*RECORDS FOR PROCESSING*.
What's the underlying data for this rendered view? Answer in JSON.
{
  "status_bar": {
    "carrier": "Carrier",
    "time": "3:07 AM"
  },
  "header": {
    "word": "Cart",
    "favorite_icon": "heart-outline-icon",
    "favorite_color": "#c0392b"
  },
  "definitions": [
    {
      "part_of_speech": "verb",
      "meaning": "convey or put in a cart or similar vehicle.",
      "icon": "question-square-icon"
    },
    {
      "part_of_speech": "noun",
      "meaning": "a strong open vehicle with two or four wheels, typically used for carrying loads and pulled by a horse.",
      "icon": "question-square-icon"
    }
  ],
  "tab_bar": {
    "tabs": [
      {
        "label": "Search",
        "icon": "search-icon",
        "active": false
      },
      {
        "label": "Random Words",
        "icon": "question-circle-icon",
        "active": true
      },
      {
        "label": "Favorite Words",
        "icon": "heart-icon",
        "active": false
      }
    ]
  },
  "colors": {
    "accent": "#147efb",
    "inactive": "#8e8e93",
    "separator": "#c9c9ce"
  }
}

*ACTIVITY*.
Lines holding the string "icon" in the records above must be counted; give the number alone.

*YOUR SOLUTION*.
6